The Liberal government’s first budget yesterday increases the federal government ceiling on public transit funding from 33% to 50%, with ridership levels also taken into consideration. This steps away from the federal government’s usual one-third model for funding these projects, leaving the provincial government to fund one-third and municipal levels of government to cover the remaining one-third.
But the big multi-billion dollar federal commitments will not begin to arrive until 2021, when the second phase of infrastructure funding kicks in. Only $3.38 billion has been allocated for public transit inves in the first phase’s budget, of which $370 million will be claimed by Metro Vancouver.
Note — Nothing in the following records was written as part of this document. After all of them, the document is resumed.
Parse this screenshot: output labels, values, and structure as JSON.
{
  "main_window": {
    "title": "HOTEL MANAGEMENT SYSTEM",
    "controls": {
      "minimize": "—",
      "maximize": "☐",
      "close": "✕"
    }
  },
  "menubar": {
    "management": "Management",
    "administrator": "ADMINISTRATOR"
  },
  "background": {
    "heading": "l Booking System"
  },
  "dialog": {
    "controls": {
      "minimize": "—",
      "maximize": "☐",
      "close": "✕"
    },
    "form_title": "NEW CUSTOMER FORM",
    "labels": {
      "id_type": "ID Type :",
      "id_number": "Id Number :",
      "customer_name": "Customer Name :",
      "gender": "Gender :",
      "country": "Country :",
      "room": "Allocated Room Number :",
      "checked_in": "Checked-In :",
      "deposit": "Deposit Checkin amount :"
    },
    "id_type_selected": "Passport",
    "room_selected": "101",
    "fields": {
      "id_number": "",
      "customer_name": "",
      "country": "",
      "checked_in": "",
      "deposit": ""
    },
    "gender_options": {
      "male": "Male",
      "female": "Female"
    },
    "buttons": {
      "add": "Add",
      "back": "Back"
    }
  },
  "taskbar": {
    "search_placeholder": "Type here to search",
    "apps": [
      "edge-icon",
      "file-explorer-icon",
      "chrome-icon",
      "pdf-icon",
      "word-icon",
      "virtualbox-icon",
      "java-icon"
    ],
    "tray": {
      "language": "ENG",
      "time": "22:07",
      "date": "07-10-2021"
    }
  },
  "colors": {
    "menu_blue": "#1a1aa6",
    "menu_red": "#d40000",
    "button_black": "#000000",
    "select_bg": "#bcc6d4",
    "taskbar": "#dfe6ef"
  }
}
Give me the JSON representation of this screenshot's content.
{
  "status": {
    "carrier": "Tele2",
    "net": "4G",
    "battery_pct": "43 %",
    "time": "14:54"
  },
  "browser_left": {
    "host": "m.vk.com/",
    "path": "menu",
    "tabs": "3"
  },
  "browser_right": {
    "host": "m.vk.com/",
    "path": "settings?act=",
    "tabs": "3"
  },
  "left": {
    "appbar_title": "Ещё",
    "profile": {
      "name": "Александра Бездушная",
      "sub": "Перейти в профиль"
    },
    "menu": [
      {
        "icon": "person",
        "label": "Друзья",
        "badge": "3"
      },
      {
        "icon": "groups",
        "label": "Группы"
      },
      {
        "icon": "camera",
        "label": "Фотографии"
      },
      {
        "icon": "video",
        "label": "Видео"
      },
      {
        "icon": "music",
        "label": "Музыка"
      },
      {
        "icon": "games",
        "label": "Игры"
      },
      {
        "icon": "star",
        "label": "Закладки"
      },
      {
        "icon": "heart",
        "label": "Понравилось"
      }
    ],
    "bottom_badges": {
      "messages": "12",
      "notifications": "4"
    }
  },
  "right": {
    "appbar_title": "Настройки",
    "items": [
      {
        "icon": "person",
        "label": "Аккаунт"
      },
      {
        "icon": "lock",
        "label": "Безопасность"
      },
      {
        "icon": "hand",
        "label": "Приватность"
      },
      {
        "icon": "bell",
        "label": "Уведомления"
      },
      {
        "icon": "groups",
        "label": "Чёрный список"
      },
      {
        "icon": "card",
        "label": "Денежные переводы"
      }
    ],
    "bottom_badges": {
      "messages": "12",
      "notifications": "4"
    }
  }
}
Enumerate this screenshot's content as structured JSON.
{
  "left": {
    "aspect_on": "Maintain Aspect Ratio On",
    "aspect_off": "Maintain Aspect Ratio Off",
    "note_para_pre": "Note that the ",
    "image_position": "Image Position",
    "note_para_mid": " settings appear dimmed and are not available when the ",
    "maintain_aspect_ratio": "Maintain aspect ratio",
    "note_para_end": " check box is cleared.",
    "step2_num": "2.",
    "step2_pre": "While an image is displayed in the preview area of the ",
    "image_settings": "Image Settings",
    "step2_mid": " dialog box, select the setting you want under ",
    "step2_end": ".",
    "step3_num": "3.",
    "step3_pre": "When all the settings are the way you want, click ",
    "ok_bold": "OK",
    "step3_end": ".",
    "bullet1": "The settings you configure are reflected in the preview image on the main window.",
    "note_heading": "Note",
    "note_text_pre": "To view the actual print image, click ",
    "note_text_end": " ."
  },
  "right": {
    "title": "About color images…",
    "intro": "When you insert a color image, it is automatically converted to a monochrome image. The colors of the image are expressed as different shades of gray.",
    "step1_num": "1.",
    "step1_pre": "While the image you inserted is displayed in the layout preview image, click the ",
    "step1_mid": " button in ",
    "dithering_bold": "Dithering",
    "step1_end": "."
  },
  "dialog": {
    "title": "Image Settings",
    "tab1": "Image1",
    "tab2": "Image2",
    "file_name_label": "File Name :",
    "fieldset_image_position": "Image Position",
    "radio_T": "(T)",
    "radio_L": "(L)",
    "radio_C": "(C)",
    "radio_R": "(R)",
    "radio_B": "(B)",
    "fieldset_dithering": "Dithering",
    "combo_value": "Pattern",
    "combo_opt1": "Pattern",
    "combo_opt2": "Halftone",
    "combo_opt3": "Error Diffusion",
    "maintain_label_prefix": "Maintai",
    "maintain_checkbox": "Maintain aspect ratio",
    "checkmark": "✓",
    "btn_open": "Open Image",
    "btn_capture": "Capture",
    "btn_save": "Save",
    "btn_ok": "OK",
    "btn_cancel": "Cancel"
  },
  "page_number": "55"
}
Under the old model, TransLink would have been required to find $1.5 billion of the $4.5 billion needed to build the Broadway subway and Surrey light rail projects. The most recent construction cost estimates peg the six-kilometre-long underground SkyTrain extension of the Millennium Line under Broadway, from VCC-Clark Station to Arbutus Street, at $1.9 billion while the 27-kilometre light rail transit network in Surrey is $2.6 billion.
If both projects receive the maximum 50% cap, this amounts to $2.25 billion from the federal government. It would leave the provincial government with $1.485 billion for its 33% share.
For TransLink, it could theoretically be responsible for finding at least $765 million – half the amount under the original model. With senior governments covering 83%, the public transit authority would take on 17%, assuming the provincial government is unwilling to budge on taking on a greater contribution beyond one-third.
Of course, these figures assume that construction costs will not increase. But as with most major infrastructure projects, costs always climb upwards as planning work becomes more advanced. For instance, earlier this month, the City of Surrey said construction costs for its LRT proposal had increased from $2.14 billion to $2.6 billion.
Some of the funding from the federal budget’s first phase of infrastructure commitments will go towards accelerating planning work for both projects, so that the projects can be shovel-ready in 2021.
On the other hand, rising public costs during the construction phase are unlikely given that the private contractor is usually responsible for covering any and all cost overruns experienced during the construction phase. This is the case with the Evergreen Line, which experienced a year-long delay from issues with tunnel boring.
Projected ridership, a key element for the overall impact and benefit of a transit project, could be a core factor in determining which projects reach the 50% ceiling in federal funding.
If the expansions were to open in 2021, the Broadway SkyTrain extension to Arbutus would attract 150,000 riders per day while Surrey LRT will see just 69,000 riders per day, despite being the most expensive project. It remains to be seen whether the senior governments will conduct their own business case study of the Surrey project, comparing light rail with an extension of existing SkyTrain technology.
Additionally, how TransLink will fulfill it share – whether it be 17%, 33% or somewhere in between – could be a decision left up to the provincial government. The Ministry of Transportation has previously hinted that another plebiscite would be required to introduce tolls or a vehicle levy.